---------- SOURCE MATERIAL ----------

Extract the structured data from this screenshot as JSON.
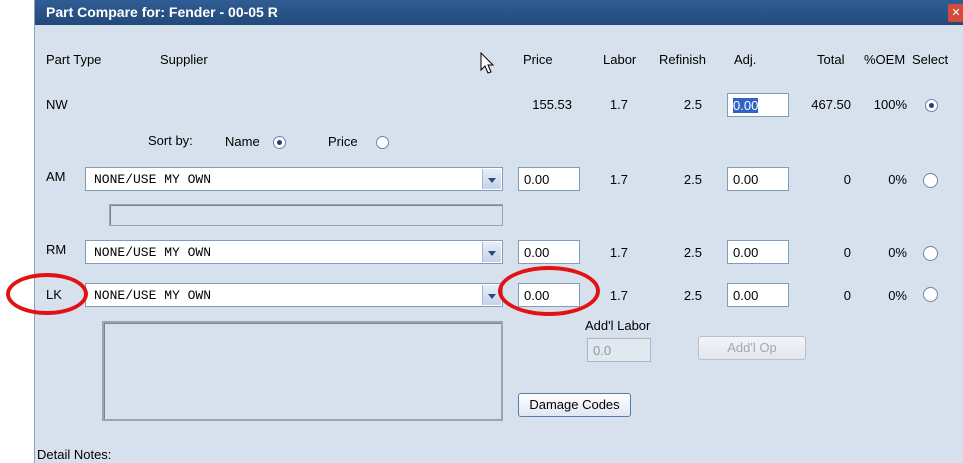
{
  "window": {
    "title": "Part Compare for: Fender - 00-05  R",
    "close_glyph": "✕"
  },
  "headers": {
    "part_type": "Part Type",
    "supplier": "Supplier",
    "price": "Price",
    "labor": "Labor",
    "refinish": "Refinish",
    "adj": "Adj.",
    "total": "Total",
    "oem": "%OEM",
    "select": "Select"
  },
  "rows": {
    "nw": {
      "type": "NW",
      "price": "155.53",
      "labor": "1.7",
      "refinish": "2.5",
      "adj": "0.00",
      "total": "467.50",
      "oem": "100%"
    },
    "sort": {
      "label": "Sort by:",
      "name": "Name",
      "price": "Price",
      "selected": "Name"
    },
    "am": {
      "type": "AM",
      "supplier": "NONE/USE MY OWN",
      "price": "0.00",
      "labor": "1.7",
      "refinish": "2.5",
      "adj": "0.00",
      "total": "0",
      "oem": "0%"
    },
    "rm": {
      "type": "RM",
      "supplier": "NONE/USE MY OWN",
      "price": "0.00",
      "labor": "1.7",
      "refinish": "2.5",
      "adj": "0.00",
      "total": "0",
      "oem": "0%"
    },
    "lk": {
      "type": "LK",
      "supplier": "NONE/USE MY OWN",
      "price": "0.00",
      "labor": "1.7",
      "refinish": "2.5",
      "adj": "0.00",
      "total": "0",
      "oem": "0%"
    }
  },
  "addl_labor": {
    "label": "Add'l Labor",
    "value": "0.0"
  },
  "buttons": {
    "addl_op": "Add'l Op",
    "damage_codes": "Damage Codes"
  },
  "detail_notes": "Detail Notes:",
  "colors": {
    "title_bar": "#2a5388",
    "dialog_bg": "#d7e1ee",
    "annotation": "#e21212"
  }
}
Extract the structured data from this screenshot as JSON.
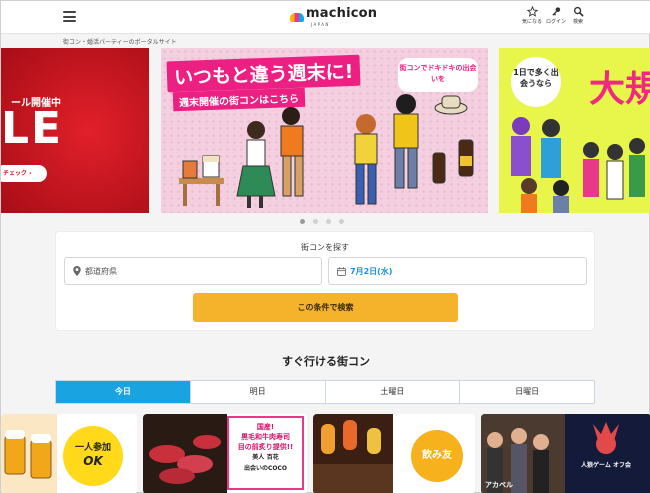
{
  "header": {
    "logo_text": "machicon",
    "logo_sub": "JAPAN",
    "favorites_label": "気になる",
    "login_label": "ログイン",
    "search_label": "検索"
  },
  "breadcrumb": "街コン・婚活パーティーのポータルサイト",
  "carousel": {
    "slide_left": {
      "headline": "ール開催中",
      "big": "LE",
      "button": "チェック"
    },
    "slide_mid": {
      "title": "いつもと違う週末に!",
      "subtitle": "週末開催の街コンはこちら",
      "bubble": "街コンでドキドキの出会いを"
    },
    "slide_right": {
      "circle": "1日で多く出会うなら",
      "big": "大規パー"
    },
    "dots": 4,
    "active_dot": 0
  },
  "search": {
    "title": "街コンを探す",
    "prefecture_placeholder": "都道府県",
    "date_value": "7月2日(水)",
    "button_label": "この条件で検索"
  },
  "soon": {
    "title": "すぐ行ける街コン",
    "tabs": [
      {
        "label": "今日",
        "active": true
      },
      {
        "label": "明日",
        "active": false
      },
      {
        "label": "土曜日",
        "active": false
      },
      {
        "label": "日曜日",
        "active": false
      }
    ]
  },
  "cards": {
    "card_a": {
      "line1": "一人参加",
      "line2": "OK"
    },
    "card_b": {
      "line1": "国産!",
      "line2": "黒毛和牛肉寿司",
      "line3": "目の前炙り提供!!",
      "line4": "美人",
      "line5": "百花",
      "line6": "出会いのCOCO"
    },
    "card_c": {
      "label": "飲み友"
    },
    "card_d": {
      "label": "人狼ゲーム オフ会",
      "sub": "アカペル"
    }
  },
  "colors": {
    "accent_blue": "#1aa3e1",
    "search_button": "#f5b32c",
    "pink": "#ec1f82"
  }
}
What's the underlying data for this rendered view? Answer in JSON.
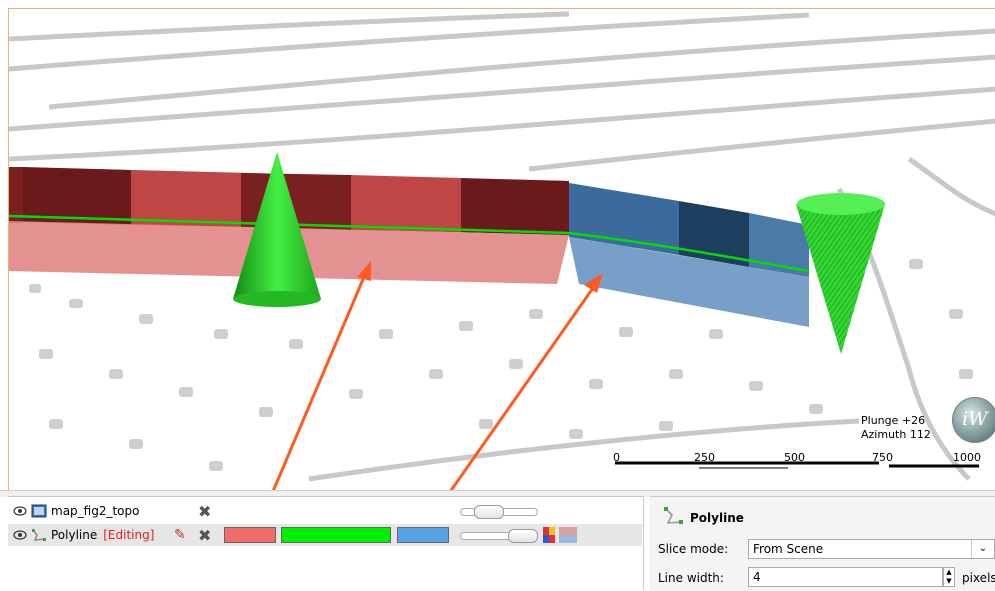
{
  "scene": {
    "compass": {
      "plunge": "Plunge +26",
      "azimuth": "Azimuth 112"
    },
    "scale_bar": {
      "labels": [
        "0",
        "250",
        "500",
        "750",
        "1000"
      ]
    },
    "logo_text": "iW",
    "colors": {
      "red_segment": "#c84a4a",
      "blue_segment": "#4a7aa8",
      "cone": "#22dd22",
      "annotation_arrow": "#ff5a1f"
    }
  },
  "layers": [
    {
      "name": "map_fig2_topo",
      "icon": "map-icon",
      "editing": ""
    },
    {
      "name": "Polyline",
      "icon": "polyline-icon",
      "editing": "[Editing]",
      "swatches": {
        "left": "#f26b6b",
        "line": "#00ee00",
        "right": "#5aa2e6"
      }
    }
  ],
  "properties": {
    "title": "Polyline",
    "slice_mode_label": "Slice mode:",
    "slice_mode_value": "From Scene",
    "line_width_label": "Line width:",
    "line_width_value": "4",
    "line_width_unit": "pixels"
  }
}
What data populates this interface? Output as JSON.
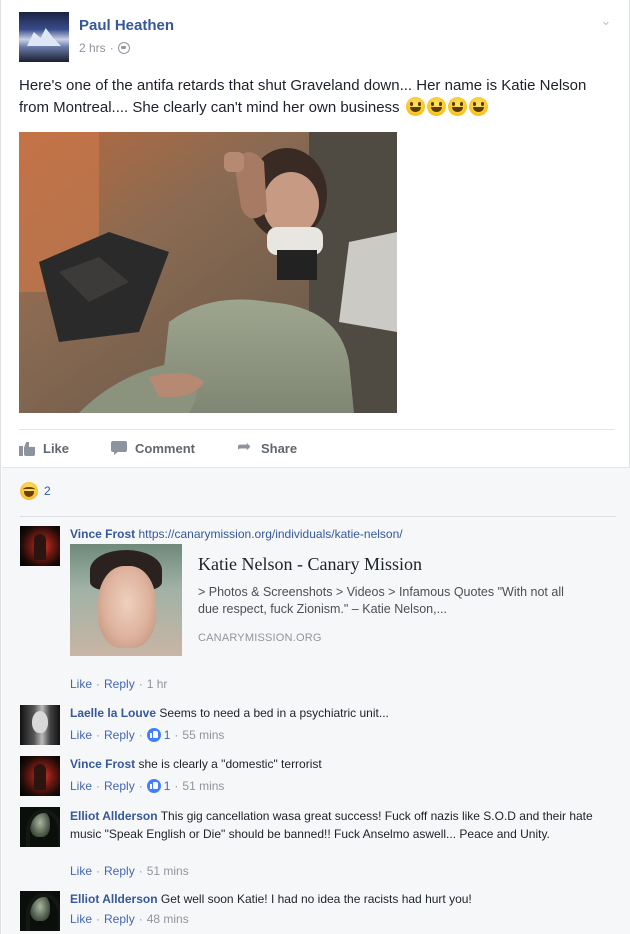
{
  "post": {
    "author": "Paul Heathen",
    "timestamp": "2 hrs",
    "separator": "·",
    "text": "Here's one of the antifa retards that shut Graveland down... Her name is Katie Nelson from Montreal.... She clearly can't mind her own business",
    "emoji_count": 4
  },
  "actions": {
    "like": "Like",
    "comment": "Comment",
    "share": "Share"
  },
  "reactions": {
    "count": "2"
  },
  "comments": [
    {
      "name": "Vince Frost",
      "text": "https://canarymission.org/individuals/katie-nelson/",
      "is_link": true,
      "preview": {
        "title": "Katie Nelson - Canary Mission",
        "description": "> Photos & Screenshots > Videos > Infamous Quotes \"With not all due respect, fuck Zionism.\" – Katie Nelson,...",
        "domain": "CANARYMISSION.ORG"
      },
      "like": "Like",
      "reply": "Reply",
      "likes": "",
      "time": "1 hr"
    },
    {
      "name": "Laelle la Louve",
      "text": "Seems to need a bed in a psychiatric unit...",
      "like": "Like",
      "reply": "Reply",
      "likes": "1",
      "time": "55 mins"
    },
    {
      "name": "Vince Frost",
      "text": "she is clearly a \"domestic\" terrorist",
      "like": "Like",
      "reply": "Reply",
      "likes": "1",
      "time": "51 mins"
    },
    {
      "name": "Elliot Allderson",
      "text": "This gig cancellation wasa great success! Fuck off nazis like S.O.D and their hate music \"Speak English or Die\" should be banned!! Fuck Anselmo aswell... Peace and Unity.",
      "like": "Like",
      "reply": "Reply",
      "likes": "",
      "time": "51 mins"
    },
    {
      "name": "Elliot Allderson",
      "text": "Get well soon Katie! I had no idea the racists had hurt you!",
      "like": "Like",
      "reply": "Reply",
      "likes": "",
      "time": "48 mins"
    }
  ],
  "colors": {
    "link": "#365899",
    "action_blue": "#4267b2",
    "muted": "#90949c",
    "comments_bg": "#f6f7f9"
  }
}
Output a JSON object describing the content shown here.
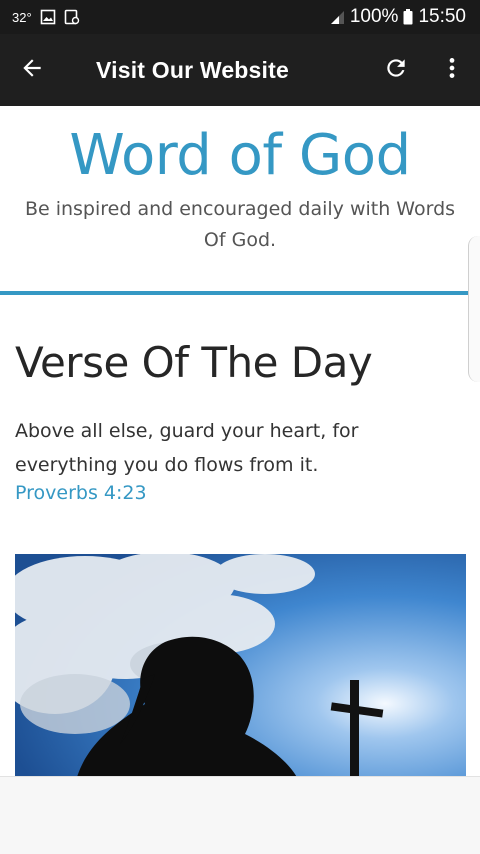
{
  "status_bar": {
    "temperature": "32°",
    "battery": "100%",
    "time": "15:50",
    "icons": [
      "image-icon",
      "notification-icon",
      "signal-icon",
      "battery-icon"
    ]
  },
  "toolbar": {
    "title": "Visit Our Website",
    "back_icon": "arrow-left-icon",
    "refresh_icon": "refresh-icon",
    "menu_icon": "more-vert-icon"
  },
  "site": {
    "title": "Word of God",
    "tagline": "Be inspired and encouraged daily with Words Of God."
  },
  "verse": {
    "heading": "Verse Of The Day",
    "text": "Above all else, guard your heart, for everything you do flows from it.",
    "reference": "Proverbs 4:23"
  },
  "colors": {
    "accent": "#3598c4",
    "toolbar_bg": "#1f1f1f",
    "status_bg": "#1a1a1a"
  }
}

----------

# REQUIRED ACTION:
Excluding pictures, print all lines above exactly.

# RESULT OF THIS EXERCISE:
Extract the structured data from this screenshot as JSON.
{
  "window": {
    "title": "Part Compare for: Fender - 00-05  R",
    "close_glyph": "✕"
  },
  "headers": {
    "part_type": "Part Type",
    "supplier": "Supplier",
    "price": "Price",
    "labor": "Labor",
    "refinish": "Refinish",
    "adj": "Adj.",
    "total": "Total",
    "oem": "%OEM",
    "select": "Select"
  },
  "rows": {
    "nw": {
      "type": "NW",
      "price": "155.53",
      "labor": "1.7",
      "refinish": "2.5",
      "adj": "0.00",
      "total": "467.50",
      "oem": "100%"
    },
    "sort": {
      "label": "Sort by:",
      "name": "Name",
      "price": "Price",
      "selected": "Name"
    },
    "am": {
      "type": "AM",
      "supplier": "NONE/USE MY OWN",
      "price": "0.00",
      "labor": "1.7",
      "refinish": "2.5",
      "adj": "0.00",
      "total": "0",
      "oem": "0%"
    },
    "rm": {
      "type": "RM",
      "supplier": "NONE/USE MY OWN",
      "price": "0.00",
      "labor": "1.7",
      "refinish": "2.5",
      "adj": "0.00",
      "total": "0",
      "oem": "0%"
    },
    "lk": {
      "type": "LK",
      "supplier": "NONE/USE MY OWN",
      "price": "0.00",
      "labor": "1.7",
      "refinish": "2.5",
      "adj": "0.00",
      "total": "0",
      "oem": "0%"
    }
  },
  "addl_labor": {
    "label": "Add'l Labor",
    "value": "0.0"
  },
  "buttons": {
    "addl_op": "Add'l Op",
    "damage_codes": "Damage Codes"
  },
  "detail_notes": "Detail Notes:",
  "colors": {
    "title_bar": "#2a5388",
    "dialog_bg": "#d7e1ee",
    "annotation": "#e21212"
  }
}
Extract the structured data from this screenshot as JSON.
{
  "header": {
    "logo_text": "machicon",
    "logo_sub": "JAPAN",
    "favorites_label": "気になる",
    "login_label": "ログイン",
    "search_label": "検索"
  },
  "breadcrumb": "街コン・婚活パーティーのポータルサイト",
  "carousel": {
    "slide_left": {
      "headline": "ール開催中",
      "big": "LE",
      "button": "チェック"
    },
    "slide_mid": {
      "title": "いつもと違う週末に!",
      "subtitle": "週末開催の街コンはこちら",
      "bubble": "街コンでドキドキの出会いを"
    },
    "slide_right": {
      "circle": "1日で多く出会うなら",
      "big": "大規パー"
    },
    "dots": 4,
    "active_dot": 0
  },
  "search": {
    "title": "街コンを探す",
    "prefecture_placeholder": "都道府県",
    "date_value": "7月2日(水)",
    "button_label": "この条件で検索"
  },
  "soon": {
    "title": "すぐ行ける街コン",
    "tabs": [
      {
        "label": "今日",
        "active": true
      },
      {
        "label": "明日",
        "active": false
      },
      {
        "label": "土曜日",
        "active": false
      },
      {
        "label": "日曜日",
        "active": false
      }
    ]
  },
  "cards": {
    "card_a": {
      "line1": "一人参加",
      "line2": "OK"
    },
    "card_b": {
      "line1": "国産!",
      "line2": "黒毛和牛肉寿司",
      "line3": "目の前炙り提供!!",
      "line4": "美人",
      "line5": "百花",
      "line6": "出会いのCOCO"
    },
    "card_c": {
      "label": "飲み友"
    },
    "card_d": {
      "label": "人狼ゲーム オフ会",
      "sub": "アカペル"
    }
  },
  "colors": {
    "accent_blue": "#1aa3e1",
    "search_button": "#f5b32c",
    "pink": "#ec1f82"
  }
}
What's the underlying data for this rendered view? Answer in JSON.
{
  "scene": {
    "compass": {
      "plunge": "Plunge +26",
      "azimuth": "Azimuth 112"
    },
    "scale_bar": {
      "labels": [
        "0",
        "250",
        "500",
        "750",
        "1000"
      ]
    },
    "logo_text": "iW",
    "colors": {
      "red_segment": "#c84a4a",
      "blue_segment": "#4a7aa8",
      "cone": "#22dd22",
      "annotation_arrow": "#ff5a1f"
    }
  },
  "layers": [
    {
      "name": "map_fig2_topo",
      "icon": "map-icon",
      "editing": ""
    },
    {
      "name": "Polyline",
      "icon": "polyline-icon",
      "editing": "[Editing]",
      "swatches": {
        "left": "#f26b6b",
        "line": "#00ee00",
        "right": "#5aa2e6"
      }
    }
  ],
  "properties": {
    "title": "Polyline",
    "slice_mode_label": "Slice mode:",
    "slice_mode_value": "From Scene",
    "line_width_label": "Line width:",
    "line_width_value": "4",
    "line_width_unit": "pixels"
  }
}
What data populates this interface? Output as JSON.
{
  "post": {
    "author": "Paul Heathen",
    "timestamp": "2 hrs",
    "separator": "·",
    "text": "Here's one of the antifa retards that shut Graveland down... Her name is Katie Nelson from Montreal.... She clearly can't mind her own business",
    "emoji_count": 4
  },
  "actions": {
    "like": "Like",
    "comment": "Comment",
    "share": "Share"
  },
  "reactions": {
    "count": "2"
  },
  "comments": [
    {
      "name": "Vince Frost",
      "text": "https://canarymission.org/individuals/katie-nelson/",
      "is_link": true,
      "preview": {
        "title": "Katie Nelson - Canary Mission",
        "description": "> Photos & Screenshots > Videos > Infamous Quotes \"With not all due respect, fuck Zionism.\" – Katie Nelson,...",
        "domain": "CANARYMISSION.ORG"
      },
      "like": "Like",
      "reply": "Reply",
      "likes": "",
      "time": "1 hr"
    },
    {
      "name": "Laelle la Louve",
      "text": "Seems to need a bed in a psychiatric unit...",
      "like": "Like",
      "reply": "Reply",
      "likes": "1",
      "time": "55 mins"
    },
    {
      "name": "Vince Frost",
      "text": "she is clearly a \"domestic\" terrorist",
      "like": "Like",
      "reply": "Reply",
      "likes": "1",
      "time": "51 mins"
    },
    {
      "name": "Elliot Allderson",
      "text": "This gig cancellation wasa great success! Fuck off nazis like S.O.D and their hate music \"Speak English or Die\" should be banned!! Fuck Anselmo aswell... Peace and Unity.",
      "like": "Like",
      "reply": "Reply",
      "likes": "",
      "time": "51 mins"
    },
    {
      "name": "Elliot Allderson",
      "text": "Get well soon Katie! I had no idea the racists had hurt you!",
      "like": "Like",
      "reply": "Reply",
      "likes": "",
      "time": "48 mins"
    }
  ],
  "colors": {
    "link": "#365899",
    "action_blue": "#4267b2",
    "muted": "#90949c",
    "comments_bg": "#f6f7f9"
  }
}
Output a JSON object describing the content shown here.
{
  "status_bar": {
    "temperature": "32°",
    "battery": "100%",
    "time": "15:50",
    "icons": [
      "image-icon",
      "notification-icon",
      "signal-icon",
      "battery-icon"
    ]
  },
  "toolbar": {
    "title": "Visit Our Website",
    "back_icon": "arrow-left-icon",
    "refresh_icon": "refresh-icon",
    "menu_icon": "more-vert-icon"
  },
  "site": {
    "title": "Word of God",
    "tagline": "Be inspired and encouraged daily with Words Of God."
  },
  "verse": {
    "heading": "Verse Of The Day",
    "text": "Above all else, guard your heart, for everything you do flows from it.",
    "reference": "Proverbs 4:23"
  },
  "colors": {
    "accent": "#3598c4",
    "toolbar_bg": "#1f1f1f",
    "status_bg": "#1a1a1a"
  }
}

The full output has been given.